Geys v Société Générale London Branch 2010 EWHC 648
Mr Geys was employed by Société Générale from February 2005 as Managing Director, European Fixed Income Sales. On 29 November 2007 he was called into the Bank and given a letter which said that the Bank had decided to terminate his employment with immediate effect. On 10 December the Bank sent him a draft termination agreement advising that HR would contact Mr Geys separately regarding other matters including his notice. On 18 December the Bank made a payment of approximately £32,000 into his bank account. Mr Geys concluded that it was intended to be a payment in lieu of notice.
His solicitors wrote to the Bank advising that Mr Geys had decided to affirm his contract and that he reserved his position concerning the monies until he understood what they constituted. On 4 January the Bank wrote to Mr Geys stating that it had given him notice to terminate his employment with immediate effect and that his pay in lieu had been credited to his account on 18 December. The Bank subsequently calculated the termination payment due to him of €8 million. However Mr Geys argued that he was in fact entitled to be paid more than €12.5 million. The disparity was part due to the difference of opinion when his employment ended.
The court held that his employment could not have terminated on 29 November but only on 6 January when he was deemed to have received the Bank’s letter confirming that he had been paid in lieu of notice, as the Bank did not in their original letter rely on any contractual provision to terminate him with immediate effect.
This was an expensive mistake. As they had failed to specify in the termination letter that it was exercising its right to pay in lieu of notice, Mr Geys’ employment was extended from 29 November until 6 January and as they had not offered him the correct amount of payment Mr Geys was not obliged as a condition of receiving the money to perform his concurrent obligation of entering into a termination agreement or to desist from proceedings against the Bank.

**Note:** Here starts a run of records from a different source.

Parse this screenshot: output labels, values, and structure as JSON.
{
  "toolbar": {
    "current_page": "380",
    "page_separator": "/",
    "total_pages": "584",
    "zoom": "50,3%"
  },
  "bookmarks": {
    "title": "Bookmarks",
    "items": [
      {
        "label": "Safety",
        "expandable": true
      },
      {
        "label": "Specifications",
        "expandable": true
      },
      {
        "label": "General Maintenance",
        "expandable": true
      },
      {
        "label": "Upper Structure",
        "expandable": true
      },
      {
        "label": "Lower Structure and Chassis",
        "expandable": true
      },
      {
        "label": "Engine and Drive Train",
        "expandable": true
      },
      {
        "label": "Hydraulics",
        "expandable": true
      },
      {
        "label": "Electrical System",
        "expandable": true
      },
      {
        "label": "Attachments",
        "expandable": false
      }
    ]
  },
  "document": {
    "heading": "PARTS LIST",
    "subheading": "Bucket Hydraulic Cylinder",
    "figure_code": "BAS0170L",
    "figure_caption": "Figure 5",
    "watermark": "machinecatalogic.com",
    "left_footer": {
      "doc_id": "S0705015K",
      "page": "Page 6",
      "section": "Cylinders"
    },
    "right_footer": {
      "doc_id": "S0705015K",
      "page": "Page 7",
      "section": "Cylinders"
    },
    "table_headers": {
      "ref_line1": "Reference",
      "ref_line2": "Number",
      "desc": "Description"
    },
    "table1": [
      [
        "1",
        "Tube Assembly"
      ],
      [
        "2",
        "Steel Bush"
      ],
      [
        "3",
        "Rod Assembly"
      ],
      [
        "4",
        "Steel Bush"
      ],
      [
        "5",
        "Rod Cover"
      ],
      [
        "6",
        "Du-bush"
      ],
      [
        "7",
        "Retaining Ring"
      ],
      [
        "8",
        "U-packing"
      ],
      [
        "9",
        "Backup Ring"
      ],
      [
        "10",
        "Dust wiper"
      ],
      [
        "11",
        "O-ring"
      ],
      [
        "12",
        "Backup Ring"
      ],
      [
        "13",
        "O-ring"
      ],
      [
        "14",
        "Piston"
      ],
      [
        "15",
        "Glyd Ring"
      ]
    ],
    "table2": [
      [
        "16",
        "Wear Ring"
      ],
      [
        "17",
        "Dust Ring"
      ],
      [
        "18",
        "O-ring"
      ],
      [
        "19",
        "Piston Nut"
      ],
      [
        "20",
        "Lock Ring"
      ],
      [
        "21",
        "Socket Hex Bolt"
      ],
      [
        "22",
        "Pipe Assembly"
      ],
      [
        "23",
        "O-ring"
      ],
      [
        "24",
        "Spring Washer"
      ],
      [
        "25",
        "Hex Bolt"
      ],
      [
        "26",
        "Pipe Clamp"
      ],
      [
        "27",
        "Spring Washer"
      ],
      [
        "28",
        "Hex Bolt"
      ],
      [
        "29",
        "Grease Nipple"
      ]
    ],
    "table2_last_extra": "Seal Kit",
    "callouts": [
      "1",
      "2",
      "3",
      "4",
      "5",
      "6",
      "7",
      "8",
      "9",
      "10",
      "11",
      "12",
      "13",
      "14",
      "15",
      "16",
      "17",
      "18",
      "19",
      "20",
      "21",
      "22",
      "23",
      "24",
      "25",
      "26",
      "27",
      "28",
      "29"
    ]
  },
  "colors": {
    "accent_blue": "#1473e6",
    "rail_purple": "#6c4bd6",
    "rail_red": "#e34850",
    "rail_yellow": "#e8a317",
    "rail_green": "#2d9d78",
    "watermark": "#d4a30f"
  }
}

Key point: In summary dismissal cases, an employer should state clearly when and how they are terminating the contract by making a payment in lieu of notice.